In January, NPR's Morning Edition resurrected the October 2012 Pew Poll suggesting that 19.6 percent of Americans had no religious affiliation, dubbed them "nones" and described this as a rising trend. The week-long radio series, titled "Losing Our Religion," started with discussion of the poll and then quickly veered into the classic Henry Luce journalism style of attempting to discuss social trends through select personal narratives. While I was struck with how the journalists tended to use the same default terms, such as "God" and "faith," as their interviewees, the aspects I found most interesting were the assumptions behind the concept of "nones" itself.
Simply put, Pew's and NPR's envisioning of "nones" constructs "religion" as something institutional. Conversely, one could offer an alternative reading suggesting that the vast majority of "nones" are really "somes" who hold to concepts such as a god, gods, supernatural powers and ghosts.
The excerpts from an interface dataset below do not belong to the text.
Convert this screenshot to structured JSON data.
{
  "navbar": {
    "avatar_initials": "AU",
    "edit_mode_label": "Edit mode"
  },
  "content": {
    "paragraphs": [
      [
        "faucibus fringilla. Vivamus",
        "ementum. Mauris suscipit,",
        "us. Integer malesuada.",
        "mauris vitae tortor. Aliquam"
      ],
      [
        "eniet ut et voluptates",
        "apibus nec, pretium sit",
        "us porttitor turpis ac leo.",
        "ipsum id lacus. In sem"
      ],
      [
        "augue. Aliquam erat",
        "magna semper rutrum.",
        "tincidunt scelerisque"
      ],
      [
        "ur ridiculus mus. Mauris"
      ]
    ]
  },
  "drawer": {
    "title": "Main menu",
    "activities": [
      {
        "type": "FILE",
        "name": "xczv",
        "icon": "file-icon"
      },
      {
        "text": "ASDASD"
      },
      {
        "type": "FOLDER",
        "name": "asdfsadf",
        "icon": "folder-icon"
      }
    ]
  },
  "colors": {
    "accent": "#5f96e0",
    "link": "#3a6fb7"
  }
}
A minority of those polled identified as atheists/non-theists/non-supernaturalists and, as Steven Ramey noted in a recent HuffPost Religion blog, about 55 percent of those put into the "nones" category even described themselves as either "religious" or "spiritual." Like so many other examples of social scientific studies -- and journalism -- the Pew and NPR discussions of "nones" and "religion" did more than described things, they constituted them.
This is not surprising. After all, devising categories and then analyzing them is part of what scholars and journalists do. But if we acknowledge that conceptions of "religion" are always constructs that focus on certain things to the exclusion of others, then it becomes apparent that focusing on religion solely as an ecclesiastical (i.e. "churchly") institution prevents us from recognizing that modern American religious practices could just as easily be described in other ways. For example, one could stick with polling data (and stick with defining religion narrowly as somehow involving "supernatural" powers, beings and things -- many definitions of religion are much broader than this) to argue that American religious practices are as present and vibrant as they have ever been (versus losing out to "nones") and are visibly "combinative."
"Combinative" sounds a bit jargony, but in using it I take a cue from the American religion scholar Catherine Albanese and am referring to how many Americans pick and mix ideas and practices from a variety of religious traditions, and then further combine these things with other cultural, folk and popular traditions concerning the supernatural. Such activity is a noticeable part of the findings revealed in contemporary polling from institutes such as Pew, Harris, Gallup and others. In other words, one could argue that "combiners" are more of a story than "nones." One December 2009 Pew Poll was titled "Many Americans Mix Multiple Faiths." While this poll, like the recent "nones" survey, was covered in national media as strikingly unique, its findings replicated previous studies that had been conducted as far back as the early 1980s. The Pew Center wrote that "many ... blend Christianity with eastern or New Age beliefs such as reincarnation, astrology, and the presence of spiritual energy in physical objects." A particularly interesting example of such combining is reincarnation. In the last decade, Harris Polls suggest that anywhere from 14-40 percent of different age cohorts and 20-27 percent of all Americans said they believed that when they died they would be born on earth again as a human being to live another life. Even the lowest number is a much higher percentage than the small number of Americans -- probably at most 1-3 percent -- who belong to religious traditions (such as many forms of Buddhism, Hinduism and Neopaganism) that have historically included reincarnation theologies. The same goes with ghosts. While 42-51 percent of Americans in these Harris Polls say that they think ghosts exist, very few religious institutions in the U.S. have any official creeds that acknowledge or permit such entities.
And lest we imagine that combinative religious practices are something new on the American religious landscape, one need only look to the New England Puritans -- those mercilessly caricatured Calvinists -- for early modern examples. In the Massachusetts Bay Colony, 17th century Puritans consulted astrologers to determine their fates, used talismans and charms to heal their pains, and waved their Bibles over fields while speaking sacred prayers to spur crop growth.
Most Americans pick, mix and combine a variety of religious and cultural idioms to find what works for them in their everyday lives. This includes a majority of those categorized in recent polls as "nones." For those interested in neat categorizations and institutional definitions of religion, recognizing that most nones are somes makes things a bit messy. I don't point this out to suggest that focusing on the combinativeness of American religions necessarily provides a more accurate description than studies that narrow "religion" to a conventional set of churches and traditions. Both, of course, are scholarly constructs that allow us to concentrate on certain issues and trends. But I do suggest that, in terms of a broad public discourse about "religion," to focus on it solely as an "institution" that is losing ground to "nones" has the unintended consequence of promoting views that 1) narrow the boundaries of "American religion" to a predictable set of dominant, mostly Christian groups and 2) provide a well-worn and statistically dubious story about how Americans are "turning away from God" (whatever that last term may mean for the speaker). But surveys and fieldwork studies suggest that any simple conclusions made about something out there that we call "religion" relate as much to how we define that term as to what Americans might actually be doing.